While those of us who were hearing the problem for the first time were reluctant to speak out this morning, I believe Secretary Dillon and [Page 750] Director Bell share my doubts about the wisdom of sending American combat forces to the Congo:

American forces can rarely be sent into combat successfully for reasons not fully understood and endorsed by the American people; and I think it would be difficult to explain to most Americans why American forces must intervene against non-communist Katanga. The use of our forces with respect to Cuba, Vietnam and even Laos was more clear cut—and, even in Lebanon, Eisenhower could point out the dangers of a communist or leftist government. I am fearful that this move will dissipate the wide-spread support and confidence engendered in this country and Western Europe by the more careful approach in Cuba.
Instead of expending our energies twisting U-Thant’s arm to secure his agreement to our military intervention, could we not be pressuring him instead to improve the UN military plan of operations, to line up pilots from other countries to fly American planes, etc.?

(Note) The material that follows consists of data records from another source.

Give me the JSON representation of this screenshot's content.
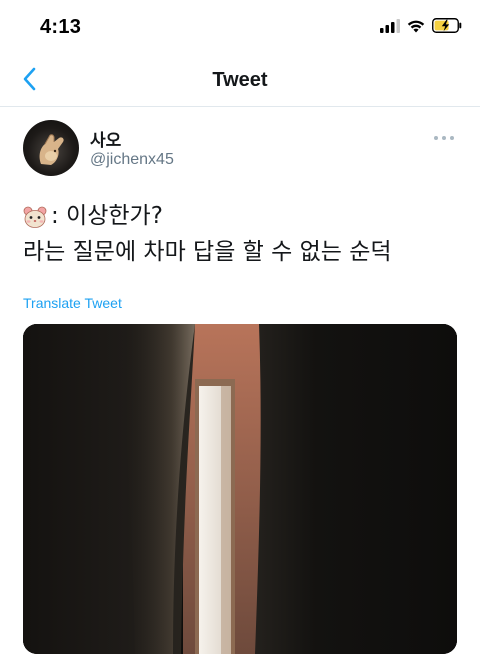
{
  "status_bar": {
    "time": "4:13"
  },
  "nav": {
    "title": "Tweet",
    "back_icon": "chevron-left-icon"
  },
  "tweet": {
    "display_name": "사오",
    "handle": "@jichenx45",
    "line1": ": 이상한가?",
    "line2": "라는 질문에 차마 답을 할 수 없는 순덕",
    "translate_label": "Translate Tweet",
    "emoji_icon": "hamster-face-icon",
    "more_icon": "more-horizontal-icon"
  },
  "colors": {
    "accent": "#1da1f2",
    "secondary_text": "#657786",
    "battery_fill": "#f5d142"
  }
}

  1. Source: Kennedy Library, Sorensen Papers, Classified Subject File, Congo. No classification marking. The document is headed “TCS–12/17/62” and bears a handwritten notation “NSC.” There is no indication that this memorandum was sent to anyone. For Sorensen’s recollection of the discussion that prompted this memorandum, see Kennedy, p. 638.